The Encyclopedia Americana (1920)/Newberry Library

Edition of 1920. See also Newberry Library on Wikipedia, and the disclaimer.

NEWBERRY LIBRARY, Chicago, Ill., is a free library of reference established in 1887 and maintained by a moiety of the estate of Walter Loomis Newberry (1804-68), a pioneer merchant of Chicago. Since 1894 it has occupied a fine structure of Spanish-Romanesque architecture built of Connecticut granite, situated on Walton place, between Dearborn avenue and North Clark street. The collection consists of over 375,000 books, pamphlets, manuscripts, etc., representative of the principal fields of knowledge and branches of learning which fall within its province; bibliography and the history of printing, religion and theology, philosophy, psychology and ethics, history, political science, geography, biography, language, literature and (in part) the fine arts.
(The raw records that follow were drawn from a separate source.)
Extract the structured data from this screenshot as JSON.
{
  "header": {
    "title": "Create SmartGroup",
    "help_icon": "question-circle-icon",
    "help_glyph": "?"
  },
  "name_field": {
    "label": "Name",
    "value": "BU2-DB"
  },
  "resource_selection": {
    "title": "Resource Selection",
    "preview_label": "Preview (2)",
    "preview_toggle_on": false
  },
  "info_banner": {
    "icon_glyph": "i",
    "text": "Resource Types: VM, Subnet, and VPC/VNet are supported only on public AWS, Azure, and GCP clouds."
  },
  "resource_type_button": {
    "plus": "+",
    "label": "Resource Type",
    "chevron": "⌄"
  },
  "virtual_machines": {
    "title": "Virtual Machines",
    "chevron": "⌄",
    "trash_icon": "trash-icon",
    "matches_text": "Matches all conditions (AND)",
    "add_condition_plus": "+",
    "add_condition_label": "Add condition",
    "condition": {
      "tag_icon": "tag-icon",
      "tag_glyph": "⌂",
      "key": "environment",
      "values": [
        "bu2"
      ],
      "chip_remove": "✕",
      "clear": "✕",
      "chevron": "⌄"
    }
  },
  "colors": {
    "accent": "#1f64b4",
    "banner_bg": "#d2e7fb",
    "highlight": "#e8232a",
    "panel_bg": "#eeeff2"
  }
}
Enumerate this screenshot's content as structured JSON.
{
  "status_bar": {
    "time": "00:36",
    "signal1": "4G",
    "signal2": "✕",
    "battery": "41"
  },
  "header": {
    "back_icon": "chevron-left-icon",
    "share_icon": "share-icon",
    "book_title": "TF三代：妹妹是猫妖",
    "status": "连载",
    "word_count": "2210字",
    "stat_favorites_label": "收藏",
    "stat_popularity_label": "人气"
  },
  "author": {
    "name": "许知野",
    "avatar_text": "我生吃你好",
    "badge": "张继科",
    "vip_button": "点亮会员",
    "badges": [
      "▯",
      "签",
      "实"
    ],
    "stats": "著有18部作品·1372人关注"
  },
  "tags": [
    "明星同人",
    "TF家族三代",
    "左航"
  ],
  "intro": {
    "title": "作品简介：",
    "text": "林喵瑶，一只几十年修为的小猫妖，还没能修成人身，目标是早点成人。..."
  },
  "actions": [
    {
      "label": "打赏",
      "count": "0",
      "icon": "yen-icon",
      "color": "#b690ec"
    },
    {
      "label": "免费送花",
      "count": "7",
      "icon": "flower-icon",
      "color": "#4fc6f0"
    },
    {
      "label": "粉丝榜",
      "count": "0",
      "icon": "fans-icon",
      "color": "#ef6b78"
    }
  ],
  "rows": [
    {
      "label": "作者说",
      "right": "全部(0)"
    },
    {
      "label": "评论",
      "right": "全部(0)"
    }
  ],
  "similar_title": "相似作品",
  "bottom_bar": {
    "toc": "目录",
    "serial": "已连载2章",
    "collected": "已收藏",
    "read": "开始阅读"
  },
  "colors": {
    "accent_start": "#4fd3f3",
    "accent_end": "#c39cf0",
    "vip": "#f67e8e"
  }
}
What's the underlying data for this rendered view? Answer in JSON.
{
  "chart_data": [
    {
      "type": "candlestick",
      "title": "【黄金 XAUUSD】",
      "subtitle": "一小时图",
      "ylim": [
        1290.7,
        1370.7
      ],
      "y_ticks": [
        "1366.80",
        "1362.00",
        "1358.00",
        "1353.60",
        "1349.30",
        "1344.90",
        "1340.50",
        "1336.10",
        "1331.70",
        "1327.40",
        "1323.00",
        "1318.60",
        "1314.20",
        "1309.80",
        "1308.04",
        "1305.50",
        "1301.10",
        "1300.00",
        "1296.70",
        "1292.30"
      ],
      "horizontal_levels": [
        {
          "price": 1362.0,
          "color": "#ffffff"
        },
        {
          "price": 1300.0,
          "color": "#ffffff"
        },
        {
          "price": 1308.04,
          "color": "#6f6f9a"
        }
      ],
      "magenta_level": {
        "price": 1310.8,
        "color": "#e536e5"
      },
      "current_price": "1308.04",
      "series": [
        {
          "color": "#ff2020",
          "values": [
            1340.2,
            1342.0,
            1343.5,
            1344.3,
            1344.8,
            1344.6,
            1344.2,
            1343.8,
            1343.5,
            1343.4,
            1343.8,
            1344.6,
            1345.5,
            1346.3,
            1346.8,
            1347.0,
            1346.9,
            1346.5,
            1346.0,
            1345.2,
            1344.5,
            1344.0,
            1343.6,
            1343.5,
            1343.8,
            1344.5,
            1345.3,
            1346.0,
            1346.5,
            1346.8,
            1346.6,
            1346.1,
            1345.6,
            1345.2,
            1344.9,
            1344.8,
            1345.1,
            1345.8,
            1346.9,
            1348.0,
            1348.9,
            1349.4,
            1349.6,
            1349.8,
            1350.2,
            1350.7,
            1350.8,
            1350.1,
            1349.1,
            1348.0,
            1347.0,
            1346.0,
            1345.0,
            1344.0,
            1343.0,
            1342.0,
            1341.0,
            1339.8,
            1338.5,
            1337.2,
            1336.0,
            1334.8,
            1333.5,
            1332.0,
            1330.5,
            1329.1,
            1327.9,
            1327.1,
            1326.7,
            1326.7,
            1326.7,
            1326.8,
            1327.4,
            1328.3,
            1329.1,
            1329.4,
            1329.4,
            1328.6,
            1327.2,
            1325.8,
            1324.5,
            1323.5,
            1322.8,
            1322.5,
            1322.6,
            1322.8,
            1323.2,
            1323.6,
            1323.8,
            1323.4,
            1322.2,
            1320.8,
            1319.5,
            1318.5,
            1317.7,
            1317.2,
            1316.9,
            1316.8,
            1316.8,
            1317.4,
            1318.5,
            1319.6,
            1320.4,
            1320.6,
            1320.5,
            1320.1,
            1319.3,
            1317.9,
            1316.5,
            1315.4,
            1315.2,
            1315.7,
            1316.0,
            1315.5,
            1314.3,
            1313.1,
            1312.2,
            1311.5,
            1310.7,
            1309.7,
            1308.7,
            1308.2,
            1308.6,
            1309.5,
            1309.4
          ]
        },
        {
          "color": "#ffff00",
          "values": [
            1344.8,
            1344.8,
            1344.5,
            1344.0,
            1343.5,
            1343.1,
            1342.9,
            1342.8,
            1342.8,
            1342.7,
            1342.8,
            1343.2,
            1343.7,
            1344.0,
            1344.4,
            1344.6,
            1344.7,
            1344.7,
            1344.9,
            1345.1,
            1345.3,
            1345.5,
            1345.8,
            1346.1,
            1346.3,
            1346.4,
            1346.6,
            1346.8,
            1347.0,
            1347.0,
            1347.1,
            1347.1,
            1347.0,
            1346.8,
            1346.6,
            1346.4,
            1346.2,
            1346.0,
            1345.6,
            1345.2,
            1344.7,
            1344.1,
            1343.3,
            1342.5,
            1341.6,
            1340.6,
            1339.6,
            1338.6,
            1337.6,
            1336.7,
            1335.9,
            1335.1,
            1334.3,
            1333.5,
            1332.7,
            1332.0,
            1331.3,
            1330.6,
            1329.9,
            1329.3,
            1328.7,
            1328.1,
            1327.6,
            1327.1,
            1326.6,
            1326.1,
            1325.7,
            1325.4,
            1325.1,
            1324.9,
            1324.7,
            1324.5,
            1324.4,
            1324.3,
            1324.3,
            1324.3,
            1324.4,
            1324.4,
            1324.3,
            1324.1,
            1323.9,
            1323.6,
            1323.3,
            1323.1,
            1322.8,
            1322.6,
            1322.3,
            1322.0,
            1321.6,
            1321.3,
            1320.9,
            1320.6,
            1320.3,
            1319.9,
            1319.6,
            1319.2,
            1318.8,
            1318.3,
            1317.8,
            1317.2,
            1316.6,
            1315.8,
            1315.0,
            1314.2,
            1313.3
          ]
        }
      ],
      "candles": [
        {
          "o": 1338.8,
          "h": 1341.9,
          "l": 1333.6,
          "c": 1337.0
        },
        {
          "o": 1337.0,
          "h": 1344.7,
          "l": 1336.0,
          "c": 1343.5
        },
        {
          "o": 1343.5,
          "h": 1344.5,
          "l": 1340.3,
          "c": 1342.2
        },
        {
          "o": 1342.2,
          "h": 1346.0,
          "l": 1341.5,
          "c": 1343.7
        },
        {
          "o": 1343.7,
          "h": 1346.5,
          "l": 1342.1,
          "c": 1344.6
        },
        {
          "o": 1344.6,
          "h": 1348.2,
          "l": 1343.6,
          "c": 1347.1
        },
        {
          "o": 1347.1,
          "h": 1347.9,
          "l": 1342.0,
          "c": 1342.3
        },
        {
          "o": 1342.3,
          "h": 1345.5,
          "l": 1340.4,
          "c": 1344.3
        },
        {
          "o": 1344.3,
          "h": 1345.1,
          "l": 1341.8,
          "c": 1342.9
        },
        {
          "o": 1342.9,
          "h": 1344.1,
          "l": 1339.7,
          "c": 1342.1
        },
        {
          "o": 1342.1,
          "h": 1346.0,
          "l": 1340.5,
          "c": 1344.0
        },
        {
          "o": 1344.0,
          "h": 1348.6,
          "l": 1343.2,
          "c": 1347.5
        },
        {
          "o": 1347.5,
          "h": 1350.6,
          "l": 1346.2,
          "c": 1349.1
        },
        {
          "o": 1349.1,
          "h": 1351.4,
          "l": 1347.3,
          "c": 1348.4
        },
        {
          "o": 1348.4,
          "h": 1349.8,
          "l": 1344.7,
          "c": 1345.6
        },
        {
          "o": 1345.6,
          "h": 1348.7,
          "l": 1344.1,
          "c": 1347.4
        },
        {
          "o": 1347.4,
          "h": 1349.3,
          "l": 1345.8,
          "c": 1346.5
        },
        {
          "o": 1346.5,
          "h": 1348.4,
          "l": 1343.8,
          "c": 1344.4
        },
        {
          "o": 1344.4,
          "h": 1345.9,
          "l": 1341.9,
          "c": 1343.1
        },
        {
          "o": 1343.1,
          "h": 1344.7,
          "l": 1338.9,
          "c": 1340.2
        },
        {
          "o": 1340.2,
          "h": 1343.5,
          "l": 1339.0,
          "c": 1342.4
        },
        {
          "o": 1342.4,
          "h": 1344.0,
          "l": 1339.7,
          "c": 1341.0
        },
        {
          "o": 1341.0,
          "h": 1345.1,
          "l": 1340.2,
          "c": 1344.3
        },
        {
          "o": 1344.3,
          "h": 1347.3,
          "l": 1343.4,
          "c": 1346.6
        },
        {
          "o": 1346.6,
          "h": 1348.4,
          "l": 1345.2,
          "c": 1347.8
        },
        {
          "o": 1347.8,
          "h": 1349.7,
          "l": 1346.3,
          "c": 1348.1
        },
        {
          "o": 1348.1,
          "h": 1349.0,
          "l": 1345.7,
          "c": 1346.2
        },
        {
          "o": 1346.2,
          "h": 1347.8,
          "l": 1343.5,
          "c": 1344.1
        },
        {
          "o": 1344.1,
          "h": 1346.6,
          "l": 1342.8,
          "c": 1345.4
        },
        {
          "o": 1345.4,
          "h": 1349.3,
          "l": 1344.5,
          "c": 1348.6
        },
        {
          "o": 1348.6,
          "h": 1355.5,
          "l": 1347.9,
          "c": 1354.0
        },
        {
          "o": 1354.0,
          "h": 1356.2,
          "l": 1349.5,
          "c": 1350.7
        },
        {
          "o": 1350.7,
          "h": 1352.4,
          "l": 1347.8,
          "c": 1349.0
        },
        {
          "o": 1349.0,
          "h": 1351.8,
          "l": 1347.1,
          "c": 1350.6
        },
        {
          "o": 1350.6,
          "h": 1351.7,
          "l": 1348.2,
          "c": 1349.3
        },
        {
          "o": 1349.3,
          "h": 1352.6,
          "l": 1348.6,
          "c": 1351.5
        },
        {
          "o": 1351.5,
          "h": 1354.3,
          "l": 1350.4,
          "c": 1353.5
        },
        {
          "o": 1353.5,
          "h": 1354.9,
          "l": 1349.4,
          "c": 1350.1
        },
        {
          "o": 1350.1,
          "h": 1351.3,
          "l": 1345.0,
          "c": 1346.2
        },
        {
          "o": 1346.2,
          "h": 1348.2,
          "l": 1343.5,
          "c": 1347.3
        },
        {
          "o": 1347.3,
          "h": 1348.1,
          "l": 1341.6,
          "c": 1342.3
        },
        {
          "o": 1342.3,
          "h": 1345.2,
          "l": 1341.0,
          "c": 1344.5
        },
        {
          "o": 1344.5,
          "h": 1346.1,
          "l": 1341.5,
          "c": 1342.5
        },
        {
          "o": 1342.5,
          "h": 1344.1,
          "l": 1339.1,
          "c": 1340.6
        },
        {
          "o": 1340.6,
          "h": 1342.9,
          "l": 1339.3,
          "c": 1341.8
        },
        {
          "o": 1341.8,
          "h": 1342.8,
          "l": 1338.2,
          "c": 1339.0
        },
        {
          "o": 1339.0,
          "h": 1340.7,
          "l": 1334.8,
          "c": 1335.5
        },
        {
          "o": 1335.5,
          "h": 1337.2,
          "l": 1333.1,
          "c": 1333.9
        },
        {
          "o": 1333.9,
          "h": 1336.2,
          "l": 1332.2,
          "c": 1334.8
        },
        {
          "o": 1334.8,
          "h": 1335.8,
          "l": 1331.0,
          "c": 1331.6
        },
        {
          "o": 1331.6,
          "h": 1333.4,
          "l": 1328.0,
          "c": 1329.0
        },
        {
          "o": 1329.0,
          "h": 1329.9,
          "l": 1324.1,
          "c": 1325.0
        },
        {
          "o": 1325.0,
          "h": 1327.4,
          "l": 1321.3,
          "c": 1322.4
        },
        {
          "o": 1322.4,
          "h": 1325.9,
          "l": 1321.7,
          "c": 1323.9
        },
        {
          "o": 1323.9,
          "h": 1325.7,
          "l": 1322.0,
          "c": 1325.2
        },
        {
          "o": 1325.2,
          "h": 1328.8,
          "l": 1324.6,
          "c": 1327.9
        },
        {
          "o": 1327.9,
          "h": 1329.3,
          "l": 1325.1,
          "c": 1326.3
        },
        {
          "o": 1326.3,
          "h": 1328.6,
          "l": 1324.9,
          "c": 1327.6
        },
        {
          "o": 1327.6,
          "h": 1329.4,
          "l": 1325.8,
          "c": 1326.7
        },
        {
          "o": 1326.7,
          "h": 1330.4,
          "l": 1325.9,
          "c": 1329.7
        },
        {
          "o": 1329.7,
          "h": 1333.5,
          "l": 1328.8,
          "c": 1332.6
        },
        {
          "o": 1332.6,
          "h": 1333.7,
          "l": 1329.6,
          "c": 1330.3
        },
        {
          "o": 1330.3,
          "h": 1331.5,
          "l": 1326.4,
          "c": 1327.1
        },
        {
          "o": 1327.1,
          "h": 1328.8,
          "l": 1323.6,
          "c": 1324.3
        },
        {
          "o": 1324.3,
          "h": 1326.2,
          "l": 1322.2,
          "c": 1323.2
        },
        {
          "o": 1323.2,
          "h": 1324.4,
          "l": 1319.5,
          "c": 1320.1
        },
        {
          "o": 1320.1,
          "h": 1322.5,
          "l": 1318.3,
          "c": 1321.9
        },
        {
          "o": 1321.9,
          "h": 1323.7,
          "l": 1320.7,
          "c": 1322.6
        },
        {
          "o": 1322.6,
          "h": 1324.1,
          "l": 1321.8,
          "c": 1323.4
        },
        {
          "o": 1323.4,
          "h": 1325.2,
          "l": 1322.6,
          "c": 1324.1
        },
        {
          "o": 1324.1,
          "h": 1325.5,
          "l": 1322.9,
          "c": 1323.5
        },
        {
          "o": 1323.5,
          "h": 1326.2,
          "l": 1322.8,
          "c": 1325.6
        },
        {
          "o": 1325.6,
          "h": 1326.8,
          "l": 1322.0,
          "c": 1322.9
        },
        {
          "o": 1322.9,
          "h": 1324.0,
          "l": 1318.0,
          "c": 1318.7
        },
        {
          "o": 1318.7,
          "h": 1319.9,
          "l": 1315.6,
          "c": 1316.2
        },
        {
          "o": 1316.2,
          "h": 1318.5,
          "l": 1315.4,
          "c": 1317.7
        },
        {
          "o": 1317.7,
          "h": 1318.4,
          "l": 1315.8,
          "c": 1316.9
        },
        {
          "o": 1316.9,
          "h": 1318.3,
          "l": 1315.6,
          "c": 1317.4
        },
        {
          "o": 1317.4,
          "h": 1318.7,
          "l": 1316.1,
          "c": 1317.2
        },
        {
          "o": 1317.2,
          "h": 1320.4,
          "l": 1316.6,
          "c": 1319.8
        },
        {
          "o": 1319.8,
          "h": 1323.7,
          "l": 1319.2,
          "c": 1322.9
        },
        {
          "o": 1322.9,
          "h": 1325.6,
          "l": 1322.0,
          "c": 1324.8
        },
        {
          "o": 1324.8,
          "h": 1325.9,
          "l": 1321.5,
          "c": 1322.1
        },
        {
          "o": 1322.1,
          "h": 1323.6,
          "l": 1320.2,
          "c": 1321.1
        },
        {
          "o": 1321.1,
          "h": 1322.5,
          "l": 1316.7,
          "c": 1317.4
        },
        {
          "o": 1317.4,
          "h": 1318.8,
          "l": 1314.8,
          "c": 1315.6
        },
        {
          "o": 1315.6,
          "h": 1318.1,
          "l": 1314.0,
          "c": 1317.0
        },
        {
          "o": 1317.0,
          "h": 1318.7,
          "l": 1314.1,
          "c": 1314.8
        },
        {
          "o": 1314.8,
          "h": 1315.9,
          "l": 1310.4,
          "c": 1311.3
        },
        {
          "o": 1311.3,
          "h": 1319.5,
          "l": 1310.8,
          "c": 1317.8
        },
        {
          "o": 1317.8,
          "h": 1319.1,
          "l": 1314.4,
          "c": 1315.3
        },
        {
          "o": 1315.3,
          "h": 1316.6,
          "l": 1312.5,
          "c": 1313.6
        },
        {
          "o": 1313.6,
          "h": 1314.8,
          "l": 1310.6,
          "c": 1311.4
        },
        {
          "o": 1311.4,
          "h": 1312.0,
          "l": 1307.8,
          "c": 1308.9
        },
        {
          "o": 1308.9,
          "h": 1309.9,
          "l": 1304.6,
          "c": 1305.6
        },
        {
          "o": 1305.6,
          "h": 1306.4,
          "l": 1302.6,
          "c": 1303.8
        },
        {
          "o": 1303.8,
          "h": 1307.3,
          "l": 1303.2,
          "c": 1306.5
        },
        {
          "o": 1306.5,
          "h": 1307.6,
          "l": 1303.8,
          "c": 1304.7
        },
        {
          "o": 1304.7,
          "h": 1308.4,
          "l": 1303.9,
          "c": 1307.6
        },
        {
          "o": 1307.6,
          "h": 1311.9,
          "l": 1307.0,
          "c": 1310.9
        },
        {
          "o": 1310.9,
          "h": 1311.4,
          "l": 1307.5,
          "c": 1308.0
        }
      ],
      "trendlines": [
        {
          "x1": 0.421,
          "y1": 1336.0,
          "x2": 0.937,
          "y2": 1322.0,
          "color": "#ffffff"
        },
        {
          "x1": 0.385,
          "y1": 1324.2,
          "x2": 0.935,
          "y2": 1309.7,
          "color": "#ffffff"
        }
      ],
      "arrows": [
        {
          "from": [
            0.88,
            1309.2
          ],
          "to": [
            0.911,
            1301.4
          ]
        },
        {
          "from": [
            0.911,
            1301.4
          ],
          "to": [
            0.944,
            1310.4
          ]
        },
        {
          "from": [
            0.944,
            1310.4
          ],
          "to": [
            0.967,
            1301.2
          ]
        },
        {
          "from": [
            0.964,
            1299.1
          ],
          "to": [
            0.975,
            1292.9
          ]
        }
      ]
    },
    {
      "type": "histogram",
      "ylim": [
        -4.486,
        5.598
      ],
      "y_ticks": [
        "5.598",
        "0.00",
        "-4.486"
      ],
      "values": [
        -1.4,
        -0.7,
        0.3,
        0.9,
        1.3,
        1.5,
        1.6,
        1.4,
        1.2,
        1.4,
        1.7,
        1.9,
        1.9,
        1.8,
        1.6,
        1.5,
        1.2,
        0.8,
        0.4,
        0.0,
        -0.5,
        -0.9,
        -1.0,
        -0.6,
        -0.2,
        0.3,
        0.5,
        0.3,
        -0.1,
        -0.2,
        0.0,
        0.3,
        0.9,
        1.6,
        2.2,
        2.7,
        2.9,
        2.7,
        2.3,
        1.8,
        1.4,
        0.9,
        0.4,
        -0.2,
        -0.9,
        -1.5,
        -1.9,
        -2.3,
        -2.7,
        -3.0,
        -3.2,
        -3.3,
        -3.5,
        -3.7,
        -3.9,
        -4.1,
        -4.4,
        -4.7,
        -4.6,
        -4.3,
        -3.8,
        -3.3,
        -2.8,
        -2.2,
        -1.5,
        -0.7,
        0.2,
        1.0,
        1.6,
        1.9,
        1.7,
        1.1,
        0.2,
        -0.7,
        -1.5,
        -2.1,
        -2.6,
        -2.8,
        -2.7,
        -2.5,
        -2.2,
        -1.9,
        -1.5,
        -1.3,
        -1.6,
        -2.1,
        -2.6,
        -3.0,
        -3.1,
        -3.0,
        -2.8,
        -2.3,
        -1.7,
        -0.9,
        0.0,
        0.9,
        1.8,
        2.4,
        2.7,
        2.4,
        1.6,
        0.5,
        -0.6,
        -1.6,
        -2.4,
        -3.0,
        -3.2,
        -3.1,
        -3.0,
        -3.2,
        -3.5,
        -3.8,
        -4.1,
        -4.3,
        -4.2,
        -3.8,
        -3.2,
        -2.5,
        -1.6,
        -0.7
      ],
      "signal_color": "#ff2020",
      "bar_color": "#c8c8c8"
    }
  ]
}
The original plans of the trustees contemplated the gathering of a general collection of reference and source books on all subjects. Later, however, a co-operative arrangement was entered into with the Chicago public and other libraries under which the field of knowledge was roughly divided among them, and a policy of non-duplication of books was adopted. In each of its divisions the library possesses many treasures, making it one of the most valuable book collections in the United States. Under the head of education, notably, teachers will find an excellent working collection of authoritative works on the past history of their profession and on its present condition, tendencies, methods, theory and practice. The majority of the books are, naturally, mainly intended for the use of professional scholars, but all classes of readers from the most learned investigator to the boy or girl seeking information for school use are welcomed.